■ **RECORD EXCERPTS**
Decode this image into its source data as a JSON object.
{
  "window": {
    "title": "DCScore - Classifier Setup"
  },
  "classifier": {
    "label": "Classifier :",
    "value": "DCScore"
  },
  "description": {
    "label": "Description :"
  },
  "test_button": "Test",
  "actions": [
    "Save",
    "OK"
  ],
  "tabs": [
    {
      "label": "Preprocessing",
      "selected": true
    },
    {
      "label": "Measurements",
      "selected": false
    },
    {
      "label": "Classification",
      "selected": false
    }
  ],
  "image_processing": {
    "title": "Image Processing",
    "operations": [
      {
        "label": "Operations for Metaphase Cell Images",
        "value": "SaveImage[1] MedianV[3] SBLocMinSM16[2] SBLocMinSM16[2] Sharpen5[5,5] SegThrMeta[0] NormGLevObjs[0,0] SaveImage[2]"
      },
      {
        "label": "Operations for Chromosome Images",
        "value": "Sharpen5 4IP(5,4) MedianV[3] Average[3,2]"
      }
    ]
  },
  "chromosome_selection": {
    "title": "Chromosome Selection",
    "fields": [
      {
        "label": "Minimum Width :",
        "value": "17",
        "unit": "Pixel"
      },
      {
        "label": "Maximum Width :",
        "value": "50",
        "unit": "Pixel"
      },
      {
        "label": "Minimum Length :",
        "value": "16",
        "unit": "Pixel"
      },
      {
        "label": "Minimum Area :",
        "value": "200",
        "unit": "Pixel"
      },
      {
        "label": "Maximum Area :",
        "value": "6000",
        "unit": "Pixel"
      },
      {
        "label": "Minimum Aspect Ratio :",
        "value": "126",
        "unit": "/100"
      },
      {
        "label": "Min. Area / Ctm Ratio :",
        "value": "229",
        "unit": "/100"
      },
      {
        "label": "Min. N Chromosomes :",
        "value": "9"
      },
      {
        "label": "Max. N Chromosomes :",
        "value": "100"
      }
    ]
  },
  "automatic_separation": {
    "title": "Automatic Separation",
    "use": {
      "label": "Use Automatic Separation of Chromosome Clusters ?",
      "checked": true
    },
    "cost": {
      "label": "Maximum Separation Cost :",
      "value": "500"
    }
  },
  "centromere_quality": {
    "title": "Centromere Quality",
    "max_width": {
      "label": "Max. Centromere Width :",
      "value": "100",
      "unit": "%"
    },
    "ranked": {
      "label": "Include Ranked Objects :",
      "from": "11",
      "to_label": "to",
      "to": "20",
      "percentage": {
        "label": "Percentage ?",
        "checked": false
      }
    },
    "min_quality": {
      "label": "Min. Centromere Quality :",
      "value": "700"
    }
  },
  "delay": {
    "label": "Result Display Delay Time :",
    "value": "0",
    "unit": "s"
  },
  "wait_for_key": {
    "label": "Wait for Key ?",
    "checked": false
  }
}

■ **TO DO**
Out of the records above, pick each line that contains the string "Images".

■ **RESPONSE BELOW**
        "label": "Operations for Metaphase Cell Images",
        "label": "Operations for Chromosome Images",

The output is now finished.